On Lisa Robertson's Nilling
When I said in an earlier last post that I go to poetry to think, Lisa Robertson was the first poet that came to mind. Hers is a poetry that embraces doubt; that is content to extend rather than conclude, yet never drifts in the sense that Barthes describes in The Pleasure of the Text. “In the pleasant displacement of identity,” she writes, “another time keeps shaping what I will be” (16).
Nilling, Robertson’s latest, is just out from BookThug. It’s a collection of prose essays “On Noise, Pornography, The Codex, Melancholy, Lucretius, Folds, Cities, and Related Aporias.” It’s dense, and lush. Scan the pages and your vocabulary puffs up with delight. You realize how pale poetry can be. You realize you are starved. You remember too that to create you need to be inspired. You need to have ideas. You need to tap in to the thrum of intellectual desires as much as experience the physical, note the bodily sensations. All work begins in the archive, Robertson has said, and you feel the archive here. That, and the Wordworthian contemplation before the spilling of corseted, buttressed, emotion. Only after weeks of reading does Robertson begin to write. Reflection is what we are starved for. Reaction we have in abundance.
The importance of reading. The community of books. The distinction between the ideas one is reading, and one’s response to them. This is an essential, and contentious point in contemporary poetry. Acknowledging one’s place in the long march of ideas. Modesty a productive position: “As I read my self-consciousness is not only suspended, but temporarily abolished by the vertigo of another’s language. I am simply its conduit, its gutter. This is a pleasure” (26).
I wish that Nilling had arrived prior to the first draft of my Lyric Conceptualism manifesto because there are many lines, many thoughts that complicate and extend the ideas gathering there. She is a model lyric conceptualist. An appreciation of reading. Not an appreciation of reception, but a reveling in process. An awareness and acknowledgement of influence. A rigorous inclusion of others. A call and response to present and historical thinkers. A willingness to move beyond the known. A way of writing what she wants to think about. Not what she knows. A respect for and resistance to the notion of mastery. Of having mastered and let go. Ongoingness. Lastingness. A poetry with a sense of urgency that is defiant in its will to “illustriously useless poesis.”

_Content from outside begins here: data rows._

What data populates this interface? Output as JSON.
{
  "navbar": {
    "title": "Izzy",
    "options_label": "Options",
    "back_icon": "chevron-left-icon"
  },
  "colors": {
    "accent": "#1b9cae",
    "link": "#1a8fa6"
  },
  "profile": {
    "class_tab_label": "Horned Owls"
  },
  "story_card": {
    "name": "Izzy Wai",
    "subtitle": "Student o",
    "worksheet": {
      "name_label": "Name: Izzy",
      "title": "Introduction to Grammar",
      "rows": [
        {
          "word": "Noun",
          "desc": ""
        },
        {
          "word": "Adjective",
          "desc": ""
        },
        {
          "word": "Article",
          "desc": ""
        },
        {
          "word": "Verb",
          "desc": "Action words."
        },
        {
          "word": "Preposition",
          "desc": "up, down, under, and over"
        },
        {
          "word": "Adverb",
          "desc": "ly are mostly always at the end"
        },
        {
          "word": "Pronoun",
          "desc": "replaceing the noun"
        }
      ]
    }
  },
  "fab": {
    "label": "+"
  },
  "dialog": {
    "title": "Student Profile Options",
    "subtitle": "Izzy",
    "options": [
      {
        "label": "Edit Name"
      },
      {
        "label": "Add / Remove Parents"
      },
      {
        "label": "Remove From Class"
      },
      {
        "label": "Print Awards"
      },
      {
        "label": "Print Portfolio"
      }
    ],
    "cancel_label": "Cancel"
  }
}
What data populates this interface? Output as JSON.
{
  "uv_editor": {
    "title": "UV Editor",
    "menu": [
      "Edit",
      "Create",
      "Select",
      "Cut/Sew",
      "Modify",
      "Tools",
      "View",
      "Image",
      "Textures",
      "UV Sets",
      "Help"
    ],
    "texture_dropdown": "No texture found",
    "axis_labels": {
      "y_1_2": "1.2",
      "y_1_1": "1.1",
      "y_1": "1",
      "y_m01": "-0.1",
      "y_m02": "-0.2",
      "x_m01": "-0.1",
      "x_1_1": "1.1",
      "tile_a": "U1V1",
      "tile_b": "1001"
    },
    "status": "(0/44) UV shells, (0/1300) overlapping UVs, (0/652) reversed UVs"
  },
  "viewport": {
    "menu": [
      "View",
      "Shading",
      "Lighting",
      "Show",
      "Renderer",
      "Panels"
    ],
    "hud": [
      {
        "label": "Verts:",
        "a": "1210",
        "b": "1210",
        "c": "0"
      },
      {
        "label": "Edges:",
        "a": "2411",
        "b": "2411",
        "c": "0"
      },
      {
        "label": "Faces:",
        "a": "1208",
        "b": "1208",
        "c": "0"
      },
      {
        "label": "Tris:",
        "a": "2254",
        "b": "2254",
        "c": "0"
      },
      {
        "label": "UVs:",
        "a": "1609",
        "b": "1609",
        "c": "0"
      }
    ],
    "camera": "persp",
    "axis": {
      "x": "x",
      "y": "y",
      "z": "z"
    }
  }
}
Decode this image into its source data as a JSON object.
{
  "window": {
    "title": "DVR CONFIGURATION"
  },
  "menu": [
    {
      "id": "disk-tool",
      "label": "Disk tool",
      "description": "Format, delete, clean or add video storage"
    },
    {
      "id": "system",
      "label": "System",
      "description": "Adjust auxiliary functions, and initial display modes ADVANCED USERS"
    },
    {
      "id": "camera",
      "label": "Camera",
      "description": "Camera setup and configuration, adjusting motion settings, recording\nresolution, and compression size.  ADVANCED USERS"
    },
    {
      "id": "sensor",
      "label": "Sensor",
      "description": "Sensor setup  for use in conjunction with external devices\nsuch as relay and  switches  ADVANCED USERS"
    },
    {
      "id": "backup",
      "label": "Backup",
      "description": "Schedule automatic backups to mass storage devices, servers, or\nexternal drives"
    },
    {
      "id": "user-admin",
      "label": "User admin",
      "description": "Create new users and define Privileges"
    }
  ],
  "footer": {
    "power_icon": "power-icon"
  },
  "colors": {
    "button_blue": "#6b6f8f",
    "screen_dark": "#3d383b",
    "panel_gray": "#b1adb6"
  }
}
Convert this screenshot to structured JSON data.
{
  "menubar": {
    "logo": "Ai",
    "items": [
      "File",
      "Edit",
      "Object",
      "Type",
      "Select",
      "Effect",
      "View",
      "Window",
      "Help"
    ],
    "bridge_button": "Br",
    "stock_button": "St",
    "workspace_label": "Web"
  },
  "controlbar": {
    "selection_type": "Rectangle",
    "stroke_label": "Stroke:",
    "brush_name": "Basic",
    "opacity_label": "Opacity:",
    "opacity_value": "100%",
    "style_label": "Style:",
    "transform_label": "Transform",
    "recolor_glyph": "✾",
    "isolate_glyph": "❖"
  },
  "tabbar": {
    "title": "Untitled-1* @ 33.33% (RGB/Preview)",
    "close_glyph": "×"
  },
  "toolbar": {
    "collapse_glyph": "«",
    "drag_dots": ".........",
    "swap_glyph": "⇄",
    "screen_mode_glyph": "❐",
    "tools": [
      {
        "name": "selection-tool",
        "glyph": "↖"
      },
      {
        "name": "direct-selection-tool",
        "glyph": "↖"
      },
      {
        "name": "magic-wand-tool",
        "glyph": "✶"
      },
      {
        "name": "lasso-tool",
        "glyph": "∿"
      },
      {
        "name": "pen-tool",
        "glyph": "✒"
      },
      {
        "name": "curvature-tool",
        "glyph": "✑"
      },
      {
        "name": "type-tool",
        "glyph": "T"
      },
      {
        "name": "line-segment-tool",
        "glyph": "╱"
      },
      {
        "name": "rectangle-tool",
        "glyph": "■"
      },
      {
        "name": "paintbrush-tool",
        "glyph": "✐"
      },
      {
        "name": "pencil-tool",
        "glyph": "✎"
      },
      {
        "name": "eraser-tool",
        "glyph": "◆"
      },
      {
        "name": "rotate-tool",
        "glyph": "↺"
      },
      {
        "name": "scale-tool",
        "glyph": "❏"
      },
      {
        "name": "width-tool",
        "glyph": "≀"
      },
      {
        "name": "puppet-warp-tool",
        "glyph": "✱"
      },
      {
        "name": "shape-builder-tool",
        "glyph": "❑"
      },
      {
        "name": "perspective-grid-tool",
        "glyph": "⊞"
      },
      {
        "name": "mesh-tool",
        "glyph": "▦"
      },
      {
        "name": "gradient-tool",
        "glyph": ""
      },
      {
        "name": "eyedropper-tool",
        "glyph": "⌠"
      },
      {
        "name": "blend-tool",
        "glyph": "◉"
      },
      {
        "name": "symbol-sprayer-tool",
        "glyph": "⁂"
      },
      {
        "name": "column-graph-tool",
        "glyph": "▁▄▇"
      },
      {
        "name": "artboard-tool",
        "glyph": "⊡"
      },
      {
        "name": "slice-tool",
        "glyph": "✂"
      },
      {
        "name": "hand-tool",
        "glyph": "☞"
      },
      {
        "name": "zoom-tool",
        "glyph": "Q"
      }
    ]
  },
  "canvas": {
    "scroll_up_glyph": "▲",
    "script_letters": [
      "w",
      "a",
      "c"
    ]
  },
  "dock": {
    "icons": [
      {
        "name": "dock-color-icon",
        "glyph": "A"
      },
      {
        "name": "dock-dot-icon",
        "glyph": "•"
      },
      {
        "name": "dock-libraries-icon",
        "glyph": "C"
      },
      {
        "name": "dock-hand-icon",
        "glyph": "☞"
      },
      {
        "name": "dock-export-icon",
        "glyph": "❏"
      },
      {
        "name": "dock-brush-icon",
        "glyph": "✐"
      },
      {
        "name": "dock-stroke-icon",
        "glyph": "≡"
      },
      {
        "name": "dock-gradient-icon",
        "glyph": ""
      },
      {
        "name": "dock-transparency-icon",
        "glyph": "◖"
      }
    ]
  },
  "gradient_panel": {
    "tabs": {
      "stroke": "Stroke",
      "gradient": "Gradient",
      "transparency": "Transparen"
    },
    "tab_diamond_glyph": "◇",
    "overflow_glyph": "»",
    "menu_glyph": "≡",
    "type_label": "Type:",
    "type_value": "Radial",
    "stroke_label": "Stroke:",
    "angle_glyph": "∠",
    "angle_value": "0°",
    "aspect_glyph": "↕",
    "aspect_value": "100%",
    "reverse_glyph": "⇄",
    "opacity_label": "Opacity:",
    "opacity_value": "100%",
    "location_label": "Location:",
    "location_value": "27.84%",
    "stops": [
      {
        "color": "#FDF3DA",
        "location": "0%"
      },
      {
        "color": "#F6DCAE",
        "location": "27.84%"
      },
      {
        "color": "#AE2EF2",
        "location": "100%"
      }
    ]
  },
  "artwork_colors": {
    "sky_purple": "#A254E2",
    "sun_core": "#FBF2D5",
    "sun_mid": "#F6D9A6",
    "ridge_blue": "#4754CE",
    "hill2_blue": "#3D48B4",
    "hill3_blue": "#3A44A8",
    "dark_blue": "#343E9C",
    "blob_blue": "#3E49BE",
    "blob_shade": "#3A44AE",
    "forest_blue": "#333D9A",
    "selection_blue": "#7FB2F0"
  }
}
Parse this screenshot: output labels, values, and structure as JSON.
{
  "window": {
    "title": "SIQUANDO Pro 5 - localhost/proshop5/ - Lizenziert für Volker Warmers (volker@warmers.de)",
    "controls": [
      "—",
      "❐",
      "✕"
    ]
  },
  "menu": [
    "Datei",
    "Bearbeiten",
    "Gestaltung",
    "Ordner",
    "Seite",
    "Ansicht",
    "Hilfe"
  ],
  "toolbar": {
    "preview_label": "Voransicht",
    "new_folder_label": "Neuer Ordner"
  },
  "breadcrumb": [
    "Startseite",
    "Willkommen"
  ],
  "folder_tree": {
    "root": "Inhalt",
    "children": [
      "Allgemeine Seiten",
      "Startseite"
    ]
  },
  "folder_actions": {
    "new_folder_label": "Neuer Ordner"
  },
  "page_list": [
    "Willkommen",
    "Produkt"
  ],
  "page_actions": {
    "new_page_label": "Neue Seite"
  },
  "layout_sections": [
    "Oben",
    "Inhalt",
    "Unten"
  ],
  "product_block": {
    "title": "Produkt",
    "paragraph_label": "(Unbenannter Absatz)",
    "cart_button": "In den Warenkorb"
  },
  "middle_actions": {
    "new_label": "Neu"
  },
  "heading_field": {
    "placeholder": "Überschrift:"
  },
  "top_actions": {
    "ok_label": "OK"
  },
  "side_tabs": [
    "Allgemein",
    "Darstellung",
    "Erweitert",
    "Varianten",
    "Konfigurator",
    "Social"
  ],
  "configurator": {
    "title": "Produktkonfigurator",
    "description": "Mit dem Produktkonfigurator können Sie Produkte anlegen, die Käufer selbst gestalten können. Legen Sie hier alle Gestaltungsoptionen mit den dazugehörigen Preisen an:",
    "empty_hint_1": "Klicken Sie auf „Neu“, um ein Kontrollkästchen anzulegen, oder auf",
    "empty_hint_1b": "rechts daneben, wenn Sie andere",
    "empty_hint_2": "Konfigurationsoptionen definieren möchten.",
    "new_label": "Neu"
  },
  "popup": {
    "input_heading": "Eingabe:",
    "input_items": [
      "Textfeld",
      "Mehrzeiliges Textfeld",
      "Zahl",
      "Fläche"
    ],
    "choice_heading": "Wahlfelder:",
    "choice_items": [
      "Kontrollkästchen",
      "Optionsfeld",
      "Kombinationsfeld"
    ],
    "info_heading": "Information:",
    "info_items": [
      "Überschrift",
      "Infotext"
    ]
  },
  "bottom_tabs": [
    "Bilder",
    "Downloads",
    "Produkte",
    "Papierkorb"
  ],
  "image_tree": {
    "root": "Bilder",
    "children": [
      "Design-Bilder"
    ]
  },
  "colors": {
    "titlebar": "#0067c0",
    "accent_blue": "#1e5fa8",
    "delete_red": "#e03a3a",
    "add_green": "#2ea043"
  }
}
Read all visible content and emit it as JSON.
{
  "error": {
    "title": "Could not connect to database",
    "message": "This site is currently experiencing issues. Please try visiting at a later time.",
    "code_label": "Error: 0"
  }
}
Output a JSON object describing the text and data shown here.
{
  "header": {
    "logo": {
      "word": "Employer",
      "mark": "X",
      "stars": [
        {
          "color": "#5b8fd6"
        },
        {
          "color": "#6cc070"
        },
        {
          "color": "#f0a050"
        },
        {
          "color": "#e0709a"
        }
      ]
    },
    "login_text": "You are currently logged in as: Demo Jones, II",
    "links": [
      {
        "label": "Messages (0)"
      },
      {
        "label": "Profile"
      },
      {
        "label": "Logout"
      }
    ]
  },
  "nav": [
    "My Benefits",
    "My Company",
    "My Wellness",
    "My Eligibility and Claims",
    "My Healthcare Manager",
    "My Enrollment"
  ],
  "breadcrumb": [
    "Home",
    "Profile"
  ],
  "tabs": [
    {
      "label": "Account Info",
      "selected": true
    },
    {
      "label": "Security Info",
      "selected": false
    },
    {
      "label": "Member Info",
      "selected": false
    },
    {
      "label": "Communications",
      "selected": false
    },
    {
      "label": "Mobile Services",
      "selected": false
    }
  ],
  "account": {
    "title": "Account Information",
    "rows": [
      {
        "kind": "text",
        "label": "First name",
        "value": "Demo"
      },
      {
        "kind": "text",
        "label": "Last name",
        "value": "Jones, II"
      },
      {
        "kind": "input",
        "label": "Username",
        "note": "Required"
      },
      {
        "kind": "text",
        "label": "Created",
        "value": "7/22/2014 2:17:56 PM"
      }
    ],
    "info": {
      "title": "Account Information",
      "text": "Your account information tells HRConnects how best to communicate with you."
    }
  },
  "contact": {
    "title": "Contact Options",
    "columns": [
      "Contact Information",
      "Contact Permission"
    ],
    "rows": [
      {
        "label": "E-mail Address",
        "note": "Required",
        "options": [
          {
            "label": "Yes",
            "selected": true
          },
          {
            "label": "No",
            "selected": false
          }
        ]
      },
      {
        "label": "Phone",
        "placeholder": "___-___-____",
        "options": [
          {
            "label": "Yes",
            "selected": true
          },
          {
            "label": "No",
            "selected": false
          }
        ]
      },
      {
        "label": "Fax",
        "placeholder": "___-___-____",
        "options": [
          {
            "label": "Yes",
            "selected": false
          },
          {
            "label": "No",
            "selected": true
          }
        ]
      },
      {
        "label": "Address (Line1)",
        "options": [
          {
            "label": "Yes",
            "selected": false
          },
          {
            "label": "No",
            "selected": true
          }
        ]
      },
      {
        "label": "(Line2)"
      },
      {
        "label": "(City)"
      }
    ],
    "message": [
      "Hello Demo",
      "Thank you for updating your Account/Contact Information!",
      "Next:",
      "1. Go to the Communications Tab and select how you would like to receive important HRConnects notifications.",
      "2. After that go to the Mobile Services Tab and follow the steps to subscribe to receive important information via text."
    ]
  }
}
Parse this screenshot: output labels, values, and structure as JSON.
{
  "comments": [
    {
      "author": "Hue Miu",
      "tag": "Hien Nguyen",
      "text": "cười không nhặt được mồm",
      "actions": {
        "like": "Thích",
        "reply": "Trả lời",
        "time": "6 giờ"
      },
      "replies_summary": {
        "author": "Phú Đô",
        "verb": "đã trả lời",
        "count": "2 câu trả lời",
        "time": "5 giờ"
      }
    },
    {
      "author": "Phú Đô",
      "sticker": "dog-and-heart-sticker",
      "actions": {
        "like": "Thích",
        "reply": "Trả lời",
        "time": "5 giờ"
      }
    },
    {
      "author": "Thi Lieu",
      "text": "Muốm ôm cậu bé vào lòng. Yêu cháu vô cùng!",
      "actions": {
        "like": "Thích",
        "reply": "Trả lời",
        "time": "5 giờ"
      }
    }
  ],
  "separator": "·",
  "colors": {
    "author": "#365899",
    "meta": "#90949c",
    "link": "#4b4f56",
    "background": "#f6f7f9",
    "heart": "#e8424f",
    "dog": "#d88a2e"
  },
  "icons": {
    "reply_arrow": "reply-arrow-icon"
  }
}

All of these key points in the creation of a sustainable writing practice.
A focus on process rather than reception.
A recognition that product is the husk, the remnant of the self engaging with the history of human thought.
“Sometimes my sadness in reading is that I can’t stay. I fall away from the ability to receive” (26).
A willingness not to opt for the one-liner, for the easy. A willingess to be uncomfortable. Uneasy. To embrace Melancholy. To call it a “big contemplative utopia:”
“It (melancholy) is a system that functions to pose a seemingly boundless cognitive space where transformation, never a neutral event, always a grievance or an astonishment, can claim potential…” and later, “melancholics concern themselves with the structure of doubt, rather than the structure of belief, because doubt is inventive. Doubt complicates. Even repudiation is a doubling. In this sense doubt is erotic, as is melancholic space. Doubt, eros, melancholy: affective ornaments” (51).
This is a point of tension for the Lyric Conceptualist though, because it’s hard to believe that belief cannot be inventive…by that logic faith is limiting. Faith, hope, praise become the dead weight of the lyric.
Certainly when I hear the word praise anywhere near poetry I do not feel excited. I feel the opposite of excited. Not that I do not have the urge toward faith, hope or praise, I do, I am a sucker for them. But I rarely appreciate how these words are used in poetry. It may be as simple as show, don’t tell. If you have to use praise in the title of your poem I suggest it has failed to do what you wanted it to do…
Move back in time to the molecule that triggers the impulse to praise.
Illustrate the mechanism of faith.
Give me the ribs of hope.
And so I turn to the poetry of Lisa Robertson as a space of contemplation. It is an exterior space. It represents a possible future. It offers a deep respect for the present. It honours me with doubt. As a reader I am included. I am shuffled off to my own thoughts. And that gives me all of the above, and a way of moving forward in my own creation.
Sina Queyras grew up on the road in western Canada and she has since lived in Vancouver, Toronto, Montreal, New York, Philadelphia, and Calgary where she was Markin Flanagan Writer in Residence. She is the author most recently of the poetry collection MxT (2014) and Unleashed (2010), a selection of posts from...